_ACTIVITY_
Print out each entry below in full, exactly as given, excluding pictures.

[Component data from apps and pages]

# # # # #

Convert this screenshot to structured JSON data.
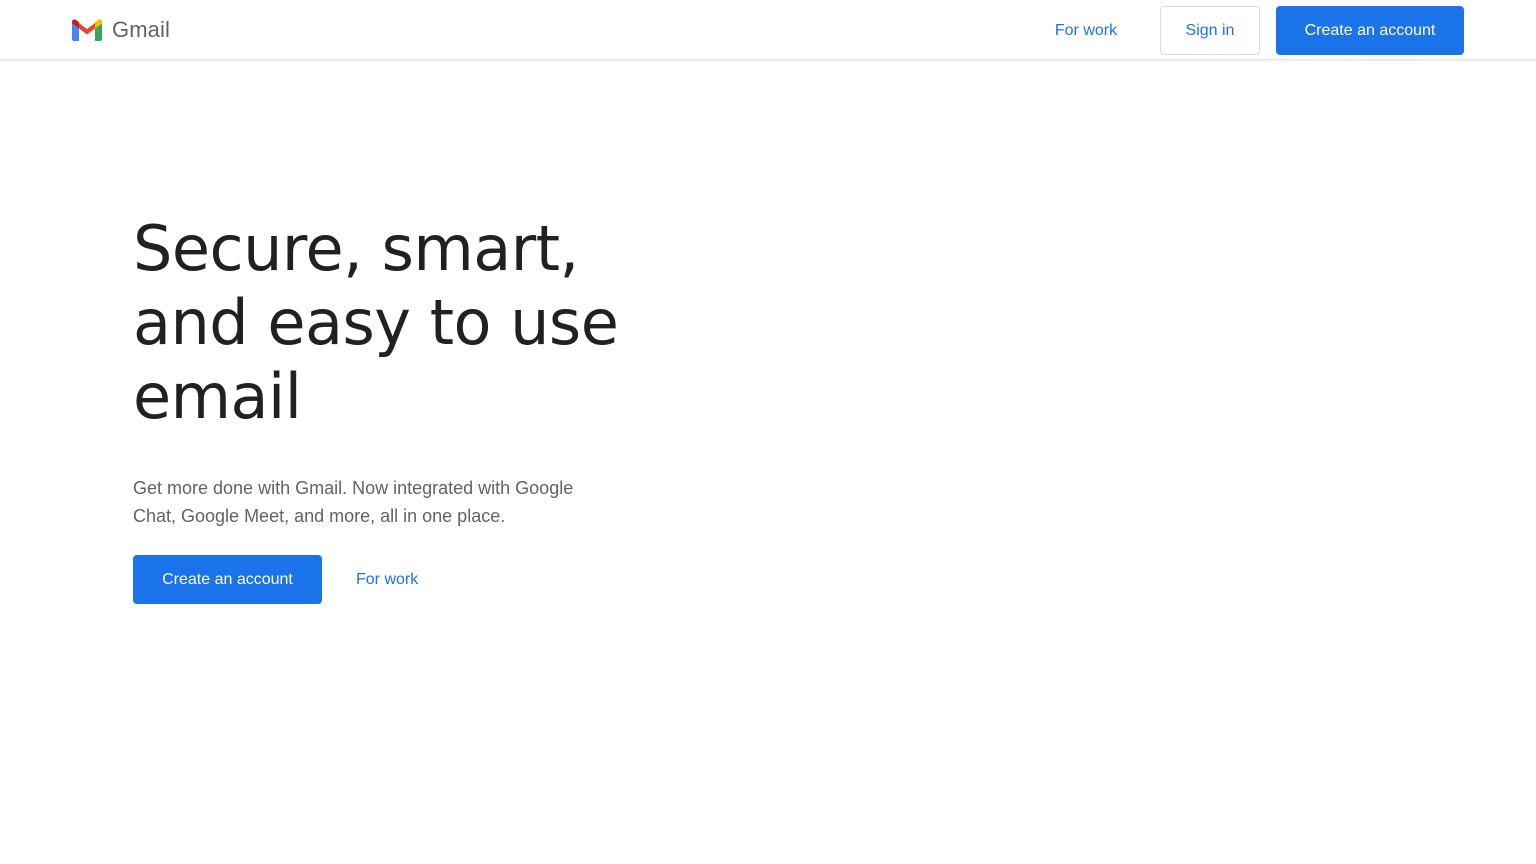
{
  "header": {
    "brand_name": "Gmail",
    "logo_icon": "gmail-m-logo",
    "nav": {
      "for_work_label": "For work",
      "sign_in_label": "Sign in",
      "create_account_label": "Create an account"
    }
  },
  "hero": {
    "title_lines": [
      "Secure, smart,",
      "and easy to use",
      "email"
    ],
    "subtitle": "Get more done with Gmail. Now integrated with Google Chat, Google Meet, and more, all in one place.",
    "primary_cta_label": "Create an account",
    "secondary_cta_label": "For work"
  },
  "colors": {
    "accent": "#1a73e8",
    "heading": "#202124",
    "body_text": "#5f6368",
    "logo_red": "#ea4335",
    "logo_blue": "#4285f4",
    "logo_green": "#34a853",
    "logo_yellow": "#fbbc04",
    "logo_dark_red": "#c5221f"
  }
}
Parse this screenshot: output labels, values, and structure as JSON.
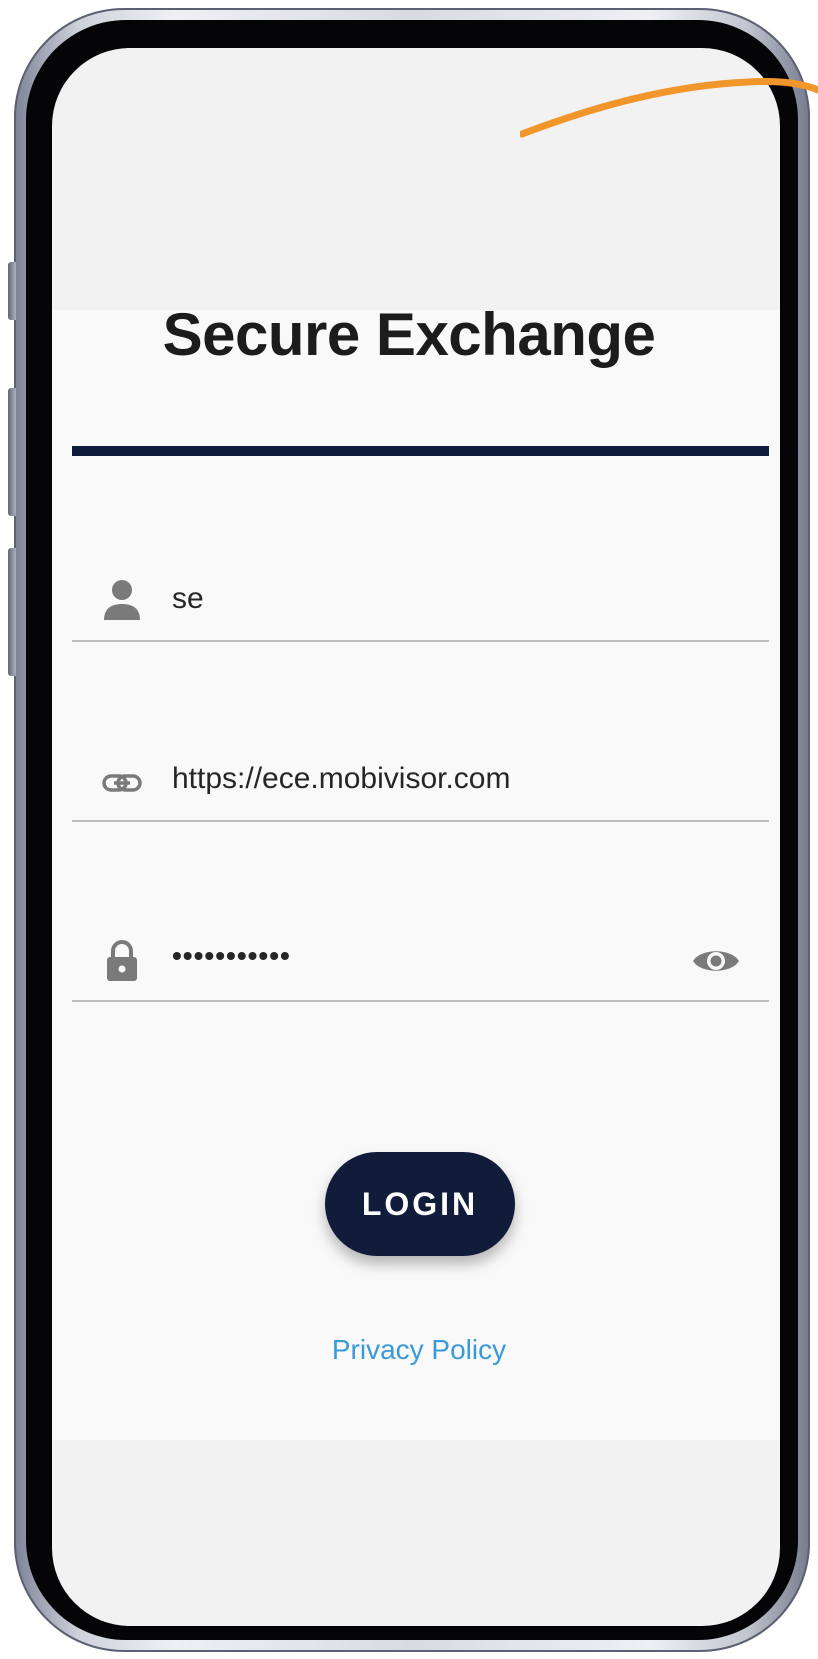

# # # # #

_YOUR SOLUTION_
Convert this screenshot to structured JSON data.
{
  "header": {
    "brand_name": "Gmail",
    "logo_icon": "gmail-m-logo",
    "nav": {
      "for_work_label": "For work",
      "sign_in_label": "Sign in",
      "create_account_label": "Create an account"
    }
  },
  "hero": {
    "title_lines": [
      "Secure, smart,",
      "and easy to use",
      "email"
    ],
    "subtitle": "Get more done with Gmail. Now integrated with Google Chat, Google Meet, and more, all in one place.",
    "primary_cta_label": "Create an account",
    "secondary_cta_label": "For work"
  },
  "colors": {
    "accent": "#1a73e8",
    "heading": "#202124",
    "body_text": "#5f6368",
    "logo_red": "#ea4335",
    "logo_blue": "#4285f4",
    "logo_green": "#34a853",
    "logo_yellow": "#fbbc04",
    "logo_dark_red": "#c5221f"
  }
}
Parse this screenshot: output labels, values, and structure as JSON.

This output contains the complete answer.